Last week's Privilege Point described a case erroneously applying the demanding common interest doctrine to companies' sharing of work product. In stark contrast to the privilege, work product protection holders waive that robust protection only by disclosing it to adversaries or conduits to adversaries. Fortunately most courts understand that friendly litigants or would-be litigants (represented or not) may thus safely share work product without waiving that hardy protection.
In Washington Coalition for Open Government v. Pierce County, No. 50718-8-II, 2019 Wash. App. LEXIS 392 (Wash. Ct. App. Feb. 20, 2019), the court properly rejected plaintiffs' attempt to apply the common interest doctrine to work product disclosures. The court explained that plaintiff "confuses waiver under the work product doctrine with waiver of attorney-client privilege." Id. at *13. The court correctly noted that plaintiff "fails to show that the County's disclosure of work product [to friendly third parties] created a significant likelihood that an adversary or potential adversary . . . would obtain these documents." Id. at *14. The court then noted that plaintiff relied on a 2012 Ninth Circuit case "to argue that a shared desire for the same outcome in a legal matter was insufficient to create a common interest agreement between the County [and friendly third parties]." Id. The court bluntly explained that the Ninth Circuit case was "inapplicable because that case involved waiver of the attorney-client privilege, not the work product doctrine." Id. at *15.
Courts' confusion about the common interest doctrine's inapplicability to work product can result in seriously flawed decisions.
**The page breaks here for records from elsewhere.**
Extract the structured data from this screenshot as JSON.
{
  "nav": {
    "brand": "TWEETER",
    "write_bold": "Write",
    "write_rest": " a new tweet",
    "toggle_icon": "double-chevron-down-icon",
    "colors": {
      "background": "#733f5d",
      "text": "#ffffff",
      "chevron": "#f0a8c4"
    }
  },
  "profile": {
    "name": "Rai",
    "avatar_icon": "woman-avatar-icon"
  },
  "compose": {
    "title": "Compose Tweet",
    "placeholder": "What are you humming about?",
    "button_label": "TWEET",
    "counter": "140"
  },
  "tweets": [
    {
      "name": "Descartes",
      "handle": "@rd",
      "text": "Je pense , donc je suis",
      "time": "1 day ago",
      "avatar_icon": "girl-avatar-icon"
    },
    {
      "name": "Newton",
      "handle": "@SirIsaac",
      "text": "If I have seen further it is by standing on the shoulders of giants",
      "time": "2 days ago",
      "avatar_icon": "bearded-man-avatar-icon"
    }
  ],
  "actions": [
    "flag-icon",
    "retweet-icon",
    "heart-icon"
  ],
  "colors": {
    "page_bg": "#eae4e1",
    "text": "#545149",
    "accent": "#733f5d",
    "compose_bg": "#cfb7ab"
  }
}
Ironically, most courts' limitation of the common interest doctrine's reach to participants who are in or anticipate litigation means that many such participants do not need to rely on the demanding common interest doctrine – because they are sharing work product, not fragile privileged communications.